Single class

Open up field/time.html.twig. This is an example of a single class being added to the time element.

<time{{ attributes.addClass('datetime') }}>{{ text }}</time>

Multiple class array

Open up layout/region.html.twig. The classes array:

{%
  set classes = [
    'region',
    'region-' ~ region|clean_class,
  ]
%}

In this example, there are two classes. The first one is a simple one called ‘region’. The second one looks more interesting:

'region-' ~ region|clean_class,

Let’s break this down:

  • 'region-': a simple sting
  • ~ is a Twig operator that concatenate two strings together
  • region: the region variable.
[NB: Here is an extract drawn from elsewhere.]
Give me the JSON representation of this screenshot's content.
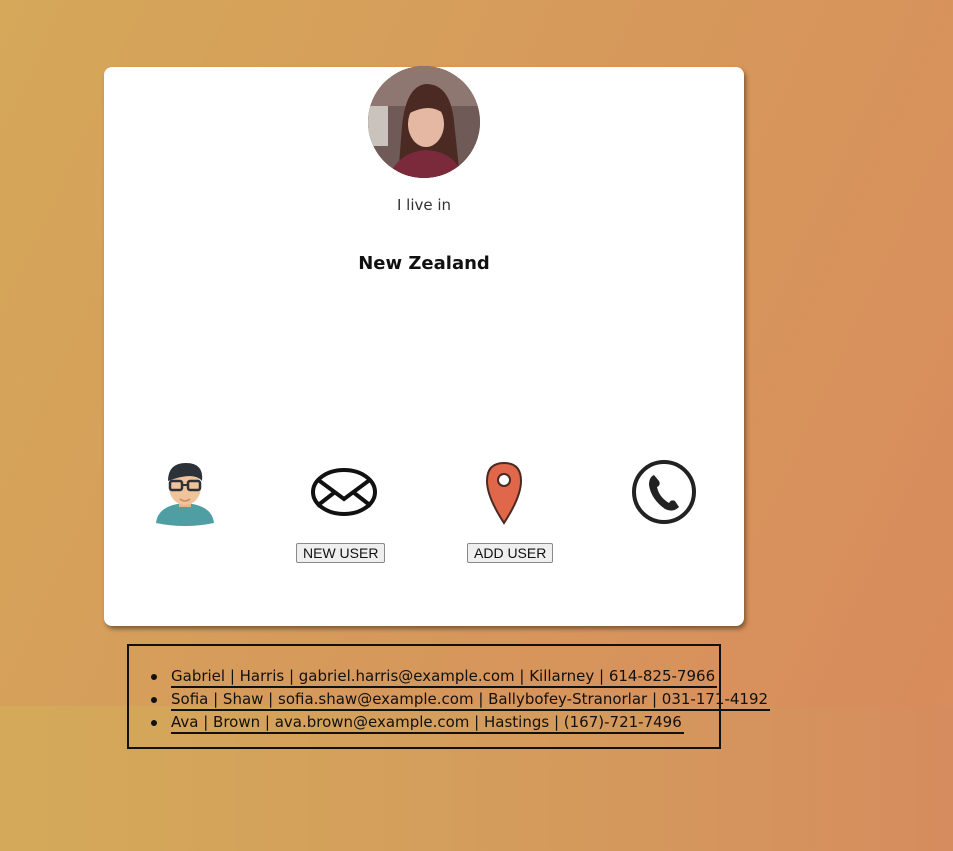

It will be replaced with the actual region (e.g. block)
  • |: A pipe that separates a variable (region) from a filter (clean_class)
  • clean_class: a filter that will remove invalid characters from HTML classes
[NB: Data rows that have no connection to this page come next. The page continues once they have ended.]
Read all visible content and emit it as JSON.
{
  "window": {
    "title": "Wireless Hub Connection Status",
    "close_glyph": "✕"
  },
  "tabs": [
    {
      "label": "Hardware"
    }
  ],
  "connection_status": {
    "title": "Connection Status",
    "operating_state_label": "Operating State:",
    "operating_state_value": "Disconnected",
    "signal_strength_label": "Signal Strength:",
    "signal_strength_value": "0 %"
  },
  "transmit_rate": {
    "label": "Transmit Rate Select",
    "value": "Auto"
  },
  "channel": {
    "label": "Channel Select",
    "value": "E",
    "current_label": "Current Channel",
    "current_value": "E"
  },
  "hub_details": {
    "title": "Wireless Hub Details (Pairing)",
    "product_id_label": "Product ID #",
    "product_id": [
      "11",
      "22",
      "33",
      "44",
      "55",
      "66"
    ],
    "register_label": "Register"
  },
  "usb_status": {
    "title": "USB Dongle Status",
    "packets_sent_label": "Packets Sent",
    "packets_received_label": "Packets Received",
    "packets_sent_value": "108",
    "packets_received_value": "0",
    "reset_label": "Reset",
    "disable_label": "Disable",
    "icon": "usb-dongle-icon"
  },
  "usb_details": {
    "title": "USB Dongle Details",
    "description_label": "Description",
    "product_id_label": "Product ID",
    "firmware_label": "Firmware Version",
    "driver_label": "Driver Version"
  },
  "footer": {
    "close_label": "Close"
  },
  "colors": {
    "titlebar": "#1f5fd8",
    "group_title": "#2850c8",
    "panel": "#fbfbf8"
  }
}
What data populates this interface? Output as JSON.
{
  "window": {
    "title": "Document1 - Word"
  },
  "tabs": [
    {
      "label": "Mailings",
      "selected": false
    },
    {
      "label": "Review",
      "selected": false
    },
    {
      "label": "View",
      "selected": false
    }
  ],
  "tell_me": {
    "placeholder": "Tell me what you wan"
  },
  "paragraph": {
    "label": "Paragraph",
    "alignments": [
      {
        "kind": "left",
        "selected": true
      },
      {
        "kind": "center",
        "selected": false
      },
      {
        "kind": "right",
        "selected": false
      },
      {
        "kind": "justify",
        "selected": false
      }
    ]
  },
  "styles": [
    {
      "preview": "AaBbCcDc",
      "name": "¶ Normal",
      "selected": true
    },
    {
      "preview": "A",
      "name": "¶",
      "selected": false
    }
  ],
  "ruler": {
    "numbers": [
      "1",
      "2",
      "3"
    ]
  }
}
If you have a block in the header region, then the above code will add a class called region-header.

<div class="region region-header">
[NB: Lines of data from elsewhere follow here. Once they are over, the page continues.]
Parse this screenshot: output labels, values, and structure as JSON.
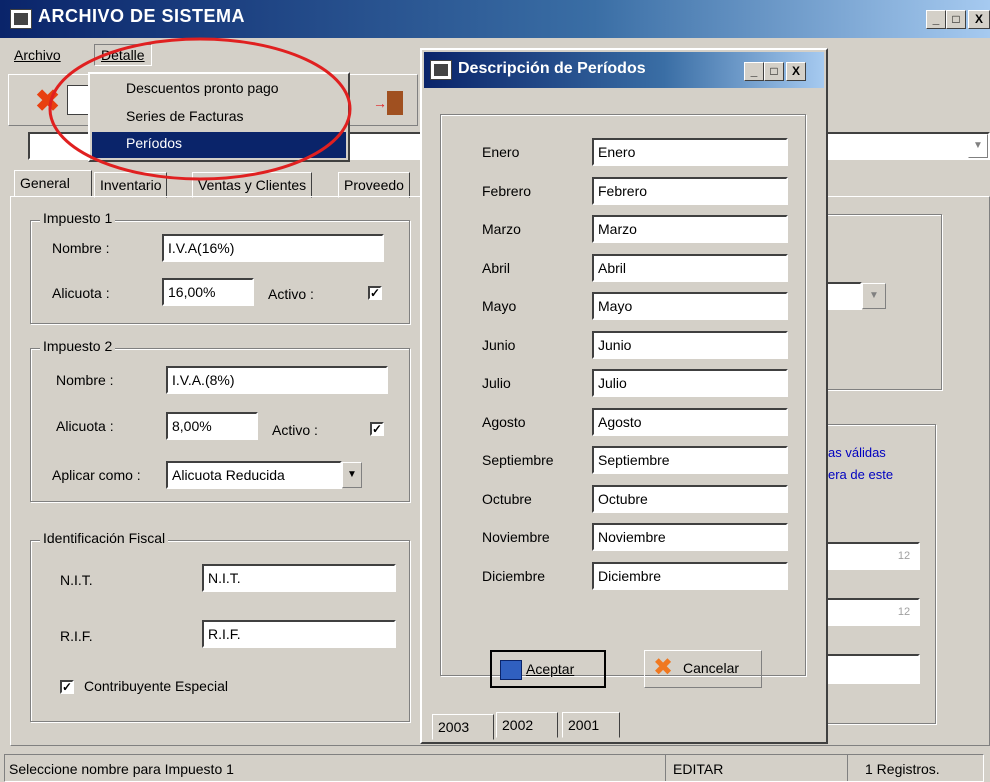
{
  "window": {
    "title": "ARCHIVO DE SISTEMA",
    "min": "_",
    "max": "□",
    "close": "X"
  },
  "menubar": {
    "archivo": "Archivo",
    "detalle": "Detalle"
  },
  "dropdown": {
    "items": [
      "Descuentos pronto pago",
      "Series de Facturas",
      "Períodos"
    ]
  },
  "tabs": [
    "General",
    "Inventario",
    "Ventas y Clientes",
    "Proveedo"
  ],
  "impuesto1": {
    "legend": "Impuesto 1",
    "nombre_label": "Nombre :",
    "nombre": "I.V.A(16%)",
    "alicuota_label": "Alicuota :",
    "alicuota": "16,00%",
    "activo_label": "Activo :",
    "activo": "✓"
  },
  "impuesto2": {
    "legend": "Impuesto 2",
    "nombre_label": "Nombre :",
    "nombre": "I.V.A.(8%)",
    "alicuota_label": "Alicuota :",
    "alicuota": "8,00%",
    "activo_label": "Activo :",
    "activo": "✓",
    "aplicar_label": "Aplicar como :",
    "aplicar": "Alicuota Reducida"
  },
  "fiscal": {
    "legend": "Identificación Fiscal",
    "nit_label": "N.I.T.",
    "nit": "N.I.T.",
    "rif_label": "R.I.F.",
    "rif": "R.I.F.",
    "especial_label": "Contribuyente Especial",
    "especial": "✓"
  },
  "background_text": {
    "line1": "as válidas",
    "line2": "era de este"
  },
  "dialog": {
    "title": "Descripción de Períodos",
    "months": [
      {
        "label": "Enero",
        "value": "Enero"
      },
      {
        "label": "Febrero",
        "value": "Febrero"
      },
      {
        "label": "Marzo",
        "value": "Marzo"
      },
      {
        "label": "Abril",
        "value": "Abril"
      },
      {
        "label": "Mayo",
        "value": "Mayo"
      },
      {
        "label": "Junio",
        "value": "Junio"
      },
      {
        "label": "Julio",
        "value": "Julio"
      },
      {
        "label": "Agosto",
        "value": "Agosto"
      },
      {
        "label": "Septiembre",
        "value": "Septiembre"
      },
      {
        "label": "Octubre",
        "value": "Octubre"
      },
      {
        "label": "Noviembre",
        "value": "Noviembre"
      },
      {
        "label": "Diciembre",
        "value": "Diciembre"
      }
    ],
    "aceptar": "Aceptar",
    "cancelar": "Cancelar",
    "years": [
      "2003",
      "2002",
      "2001"
    ]
  },
  "status": {
    "message": "Seleccione nombre para Impuesto 1",
    "mode": "EDITAR",
    "records": "1 Registros."
  },
  "colors": {
    "title_start": "#0a246a",
    "title_end": "#a6caf0",
    "highlight": "#0a246a",
    "annotation": "#e02020",
    "link_text": "#0000c0"
  }
}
Node class

The final example is the classes added to the article element in the node template.

Open up content/node.html.twig. This is another example of multiple classes.

{%
  set classes = [
    'node',
    'node--type-' ~ node.bundle|clean_class,
    node.isPromoted() ? 'node--promoted',
    node.isSticky() ? 'node--sticky',
    not node.isPublished() ? 'node--unpublished',
    view_mode ? 'node--view-mode-' ~ view_mode|clean_class,
  ]
%}

As mentioned in the example at the top of this tutorial, the node template will have a class for the content type, making it easy for you to specify styles on for specific content types. That is defined with this line:

'node--type-' ~ node.bundle|clean_class,

A content type is a type of bundle in Drupal. So node.bundle will return the content type machine name. Just like the field example, this is passed through the clean_class filter.

If you are viewing an article node, the class added to article will be:

node--type-article

There are also four conditions that check if something exists before adding the class. For example:

node.isPromoted() ? 'node--promoted',

This checks if the node is promoted to the frontage. If it is, it adds the node--promotedclass.

not node.isPublished() ? 'node--unpublished',

This checks if the node is not published. If it isn’t published, it adds the node--unpublished class.

Outro

Hopefully this tutorial has helped you understand how you can add classes to Twig templates. I encourage you learn from more examples by having a look at more templates (in the Classy theme, or another theme).

Comments

It is highly useful material. Thanks a million..

I really bookmark this blog post ,this post really helps me in website development project.Very informative post.

Also very useful and apparently not easily findable "How to add attributes to a link":
{% set attributes = attributes.addClass('button') %}
{{ link(link_text, link_url, attributes) }}

The tutorial surely helps but I cannot concatenate two classes in a twig file based on field.html.twig

This twig file targets an image field in a content type which has an entity reference to a taxonomy term.

Here is the class related to the image:
.my-image img {
border-left: 3px solid;
}

Here are two taxonomy term id's classes:
.tid-1 {
color: blue;
}
.tid-2 {
color: red;
}

The idea is to set a 3 pixels border on the image; the border color is blue or red depending on the taxonomy term.

Hi Blair, Thanks for this. Bartik's comment.html.twig https://pastebin.com/D70cyHNp has the class "comment__author" - how would I say: add the class "red" if the comment author has the role "administrator"?

New comments for this tutorial have been turned off.